= Subscriber content; or subscribe now to access all American Banker content.

JPMorgan Board Cuts CEO Pay in Half to $11.5 Million

Jamie Dimon will somehow have to make ends meet with only $11.5 million this year.

JPMorgan Chase's (JPM) board of directors decided to cut Dimon's 2012 compensation by 53.5%, after the bank's chairman and chief executive presided over a $6 billion trading loss last year. Dimon had received $23 million in 2011 compensation, which made him the highest-paid bank CEO that year.

But his pay cut is relatively gentle, especially when compared with the token $1 that former Citigroup (NYSE:C) CEO Vikram Pandit agreed to receive during the worst of the financial crisis. Dimon will still get a flat $1.5 million in salary, unchanged from the year before.

He will also receive a $10 million bonus, although his easy cash is gone. In 2011, Dimon's compensation included a $4.5 million cash bonus and $17 million in deferred stock and options. His new pay package consists entirely of stock units that vest over three years, and the board also decided to push back for another 18 months the appreciation of some options it had given Dimon in 2008.

The board also issued its report Wednesday into the losses at the bank's chief investment office. But its findings were tempered by the $5.7 billion in fourth quarter profits JPMorgan also reported on Wednesday, bringing the bank's 2012 net income to $21.3 billion.

"The board focused on the long-term, as well as the annual, performance of the firm and on the entire range of Mr. Dimon's responsibilities, and took into consideration both the continued strong performance of the firm, and the CIO losses, including Mr. Dimon's responsibility as the firm's chief executive officer," the bank said in a regulatory filing.

Dimon, for his part, sounded chipper when asked about both the report and his slightly less extravagant paycheck.

"It was completely a board decision, I was not a part of it at all … and I respect their decision," he told reporters on a conference call Wednesday morning. "They had to look at the positives, which are large … [but] it was an embarrassing mistake."


(1) Comment



Comments (1)
Mr. Dimon undoubtedly thought he could get the Board to consider only the CIO/London Whale losses in determining whether his compensation should be cut. But that would have meant that the Board would have to ignore all the other missteps the bank has made on Mr. Dimon's watch, including roles in municipal security bid rigging, electric power market rigging, Libor rigging, robo-signing of mortgage and credit card documents, increasing minimum monthly payments on credit cards to increase fees for the bank, and foreclosing on over 4,500 members of the Armed Forces.
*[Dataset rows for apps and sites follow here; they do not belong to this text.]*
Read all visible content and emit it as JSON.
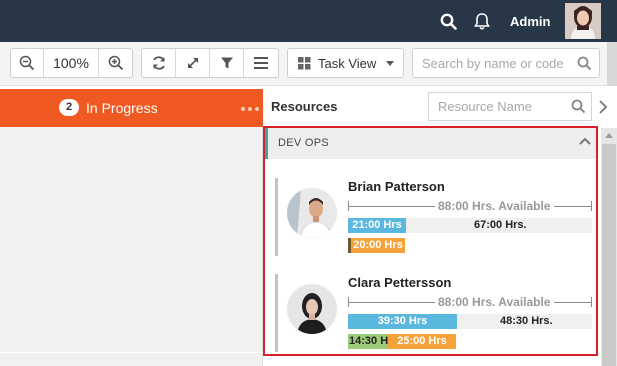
{
  "topbar": {
    "user_name": "Admin",
    "search_icon": "search-icon",
    "bell_icon": "bell-icon"
  },
  "toolbar": {
    "zoom_level": "100%",
    "view_label": "Task View",
    "search_placeholder": "Search by name or code"
  },
  "column": {
    "count": "2",
    "title": "In Progress"
  },
  "resources": {
    "title": "Resources",
    "search_placeholder": "Resource Name",
    "group": {
      "name": "DEV OPS",
      "people": [
        {
          "name": "Brian Patterson",
          "available": "88:00 Hrs. Available",
          "booked": "21:00 Hrs",
          "remaining": "67:00 Hrs.",
          "tasks": [
            {
              "label": "20:00 Hrs",
              "color": "#f5a23b"
            }
          ]
        },
        {
          "name": "Clara Pettersson",
          "available": "88:00 Hrs. Available",
          "booked": "39:30 Hrs",
          "remaining": "48:30 Hrs.",
          "tasks": [
            {
              "label": "14:30 Hrs",
              "color": "#9ccc7a"
            },
            {
              "label": "25:00 Hrs",
              "color": "#f5a23b"
            }
          ]
        }
      ]
    }
  },
  "colors": {
    "topbar": "#283747",
    "accent_orange": "#f05a22",
    "highlight_border": "#d9202a",
    "booked_blue": "#5ab8df"
  }
}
After all these years, it must have been a real shocker that the OCC and the NY Fed would find fault with anything the bank did, and that the Chase Board would hold him accountable -- for any wrong-doing. Hopefully federal financial regulators and more bank boards of directors will put on their "Big Boy Pants" and hold the CEOs of other Too Big To Behave Banks accountable for their nefarious activities.
Posted by jim_wells | Wednesday, January 16 2013 at 11:06AM ET
Add Your Comments:
Not Registered?
You must be registered to post a comment. Click here to register.
Already registered? Log in here
Please note you must now log in with your email address and password.